Or, how I started another project I was unlikely to finish.
It seems like everybody else has a UAV, and I don’t. So, let’s try to build one. I’m a poor writer, but if I force myself to document things in this blog, there’s a small chance I’ll keep myself from forgetting why I made decisions and going in circles.
I’m going to break down the UAV into a few subsystems to make things manageable.
- Airframe – holds things
- Flight Controller – keeps things flying straight and level and provide active stabilization on top of operator signals
- Mission Controller – make the UAV do interesting things on its own

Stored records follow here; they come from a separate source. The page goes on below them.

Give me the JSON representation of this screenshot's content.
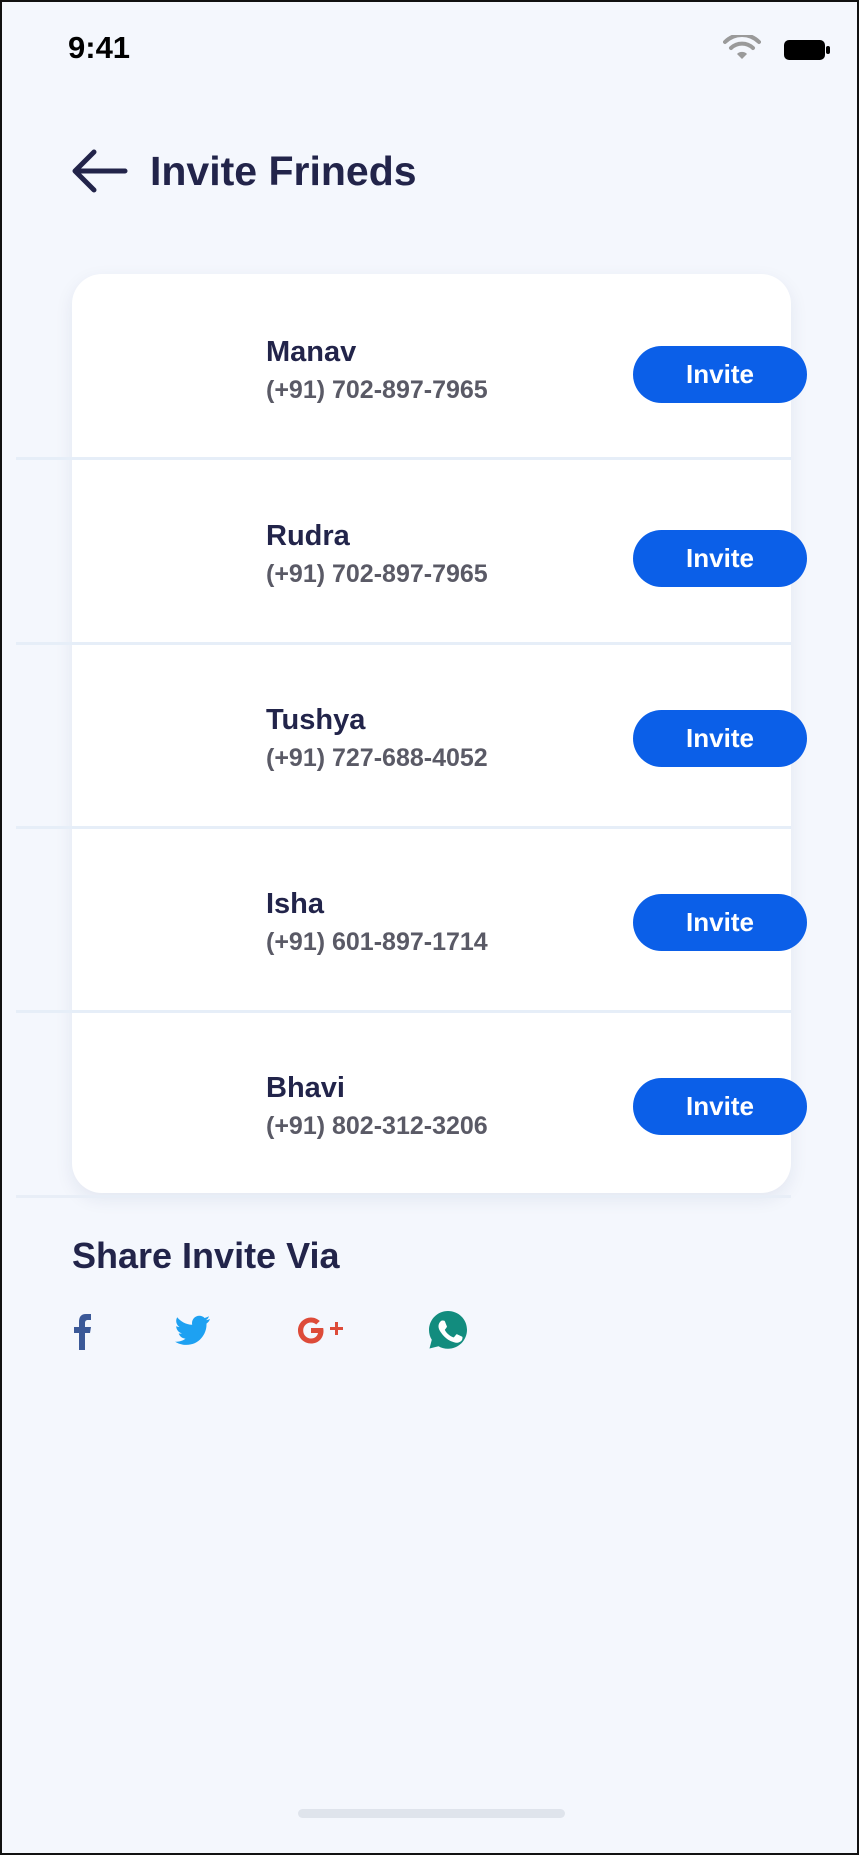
{
  "status_bar": {
    "time": "9:41"
  },
  "header": {
    "title": "Invite Frineds"
  },
  "contacts": [
    {
      "name": "Manav",
      "phone": "(+91) 702-897-7965",
      "action": "Invite"
    },
    {
      "name": "Rudra",
      "phone": "(+91) 702-897-7965",
      "action": "Invite"
    },
    {
      "name": "Tushya",
      "phone": "(+91) 727-688-4052",
      "action": "Invite"
    },
    {
      "name": "Isha",
      "phone": "(+91) 601-897-1714",
      "action": "Invite"
    },
    {
      "name": "Bhavi",
      "phone": "(+91) 802-312-3206",
      "action": "Invite"
    }
  ],
  "share": {
    "title": "Share Invite Via",
    "icons": [
      "facebook-icon",
      "twitter-icon",
      "google-plus-icon",
      "whatsapp-icon"
    ]
  },
  "colors": {
    "background": "#f4f7fd",
    "card": "#ffffff",
    "accent": "#0b5fe8",
    "title": "#22244a",
    "phone_text": "#5a5a66",
    "facebook": "#3b5998",
    "twitter": "#1da1f2",
    "google_plus": "#dd4b39",
    "whatsapp": "#128c7e"
  }
}
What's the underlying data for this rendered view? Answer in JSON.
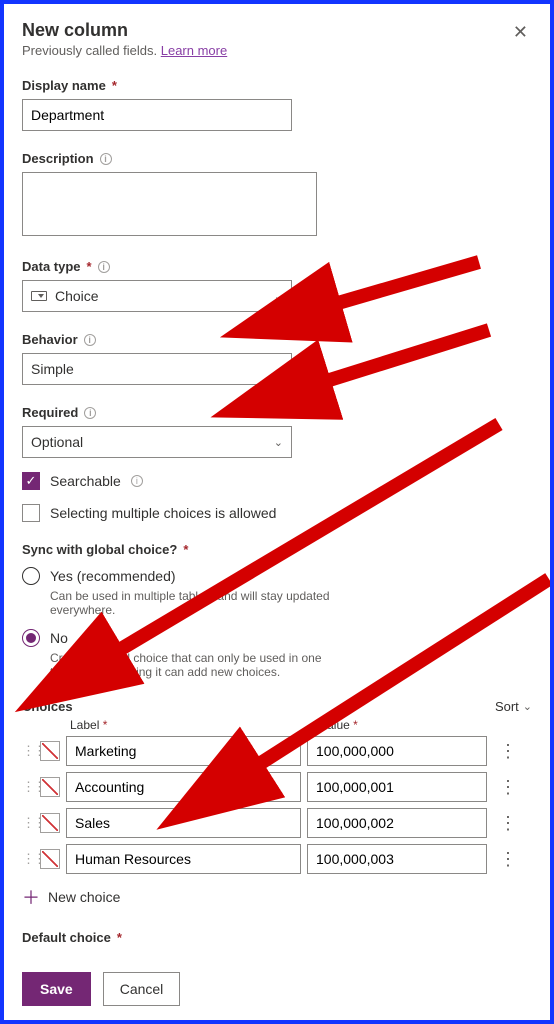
{
  "header": {
    "title": "New column",
    "subtitle_prefix": "Previously called fields. ",
    "learn_more": "Learn more"
  },
  "fields": {
    "display_name": {
      "label": "Display name",
      "value": "Department"
    },
    "description": {
      "label": "Description",
      "value": ""
    },
    "data_type": {
      "label": "Data type",
      "value": "Choice"
    },
    "behavior": {
      "label": "Behavior",
      "value": "Simple"
    },
    "required": {
      "label": "Required",
      "value": "Optional"
    }
  },
  "checkboxes": {
    "searchable_label": "Searchable",
    "searchable_checked": true,
    "multi_label": "Selecting multiple choices is allowed",
    "multi_checked": false
  },
  "sync": {
    "label": "Sync with global choice?",
    "yes_label": "Yes (recommended)",
    "yes_hint": "Can be used in multiple tables, and will stay updated everywhere.",
    "no_label": "No",
    "no_hint": "Creates a local choice that can only be used in one table. People using it can add new choices.",
    "selected": "no"
  },
  "choices_section": {
    "heading": "Choices",
    "sort_label": "Sort",
    "col_label": "Label",
    "col_value": "Value",
    "new_choice_label": "New choice",
    "rows": [
      {
        "label": "Marketing",
        "value": "100,000,000"
      },
      {
        "label": "Accounting",
        "value": "100,000,001"
      },
      {
        "label": "Sales",
        "value": "100,000,002"
      },
      {
        "label": "Human Resources",
        "value": "100,000,003"
      }
    ]
  },
  "default_choice_label": "Default choice",
  "buttons": {
    "save": "Save",
    "cancel": "Cancel"
  }
}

There’s probably some other parts, but I don’t know enough about UAVs or R/C aircraft to speak to the subject. I’m not quite sure why I’m splitting up the Flight and Mission Controller yet, but it seems like a decent way of keeping the design requirements focused. I’ve been looking at some existing autopilot boards, and haven’t seem to find one I liked that had all the features I wanted. I’m looking for:
- 8 receiver channels, with 1 channel being decoded in hardware to enable the autopilot or bypass the microprocessor

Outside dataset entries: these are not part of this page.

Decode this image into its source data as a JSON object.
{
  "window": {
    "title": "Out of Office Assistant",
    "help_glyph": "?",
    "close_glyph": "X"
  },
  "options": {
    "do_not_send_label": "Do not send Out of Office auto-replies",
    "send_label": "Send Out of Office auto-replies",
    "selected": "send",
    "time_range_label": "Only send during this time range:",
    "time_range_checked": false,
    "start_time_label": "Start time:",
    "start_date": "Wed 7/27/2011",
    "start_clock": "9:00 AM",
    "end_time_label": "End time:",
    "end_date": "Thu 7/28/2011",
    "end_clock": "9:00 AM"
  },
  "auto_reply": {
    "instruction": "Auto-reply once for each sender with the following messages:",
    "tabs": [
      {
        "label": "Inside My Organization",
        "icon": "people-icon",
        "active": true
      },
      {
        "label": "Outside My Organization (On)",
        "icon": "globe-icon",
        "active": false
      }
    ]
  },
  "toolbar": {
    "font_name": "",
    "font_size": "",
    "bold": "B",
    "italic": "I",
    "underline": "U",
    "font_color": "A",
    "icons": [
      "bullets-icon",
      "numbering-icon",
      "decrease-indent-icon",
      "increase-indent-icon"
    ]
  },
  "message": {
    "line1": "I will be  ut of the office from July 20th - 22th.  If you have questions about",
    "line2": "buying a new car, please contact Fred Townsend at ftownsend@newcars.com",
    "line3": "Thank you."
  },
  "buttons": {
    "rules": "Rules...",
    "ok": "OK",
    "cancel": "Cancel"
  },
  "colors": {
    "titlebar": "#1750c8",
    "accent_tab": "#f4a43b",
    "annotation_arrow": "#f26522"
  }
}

- Accelerometer, gyroscope, altitude, and compass
- DSP capable processor with a Linux compatible tool-chain The architecture is something like this:
After some searching, I did the thing I usually do when I feel like Google isn’t providing a good idea of where the community is: hit up IRC. Nebukadneza from ##radiocontrol on Freenode was incredibly patient with me and pointed me towards the Naze32. It’s a great piece of hardware at an awesome price, but doesn’t have software independent bypasses. We’re doing a bunch of development stuff and need to give control to the ground operator if/when the software locks up. I’m going to thus use this minor nitpick to design my own flight controller. As I go, I’ll try to write articles about what I’ve learned and how I’ve applied it to the autopilot.
I’m open to any comments, criticisms, feature requests, etc.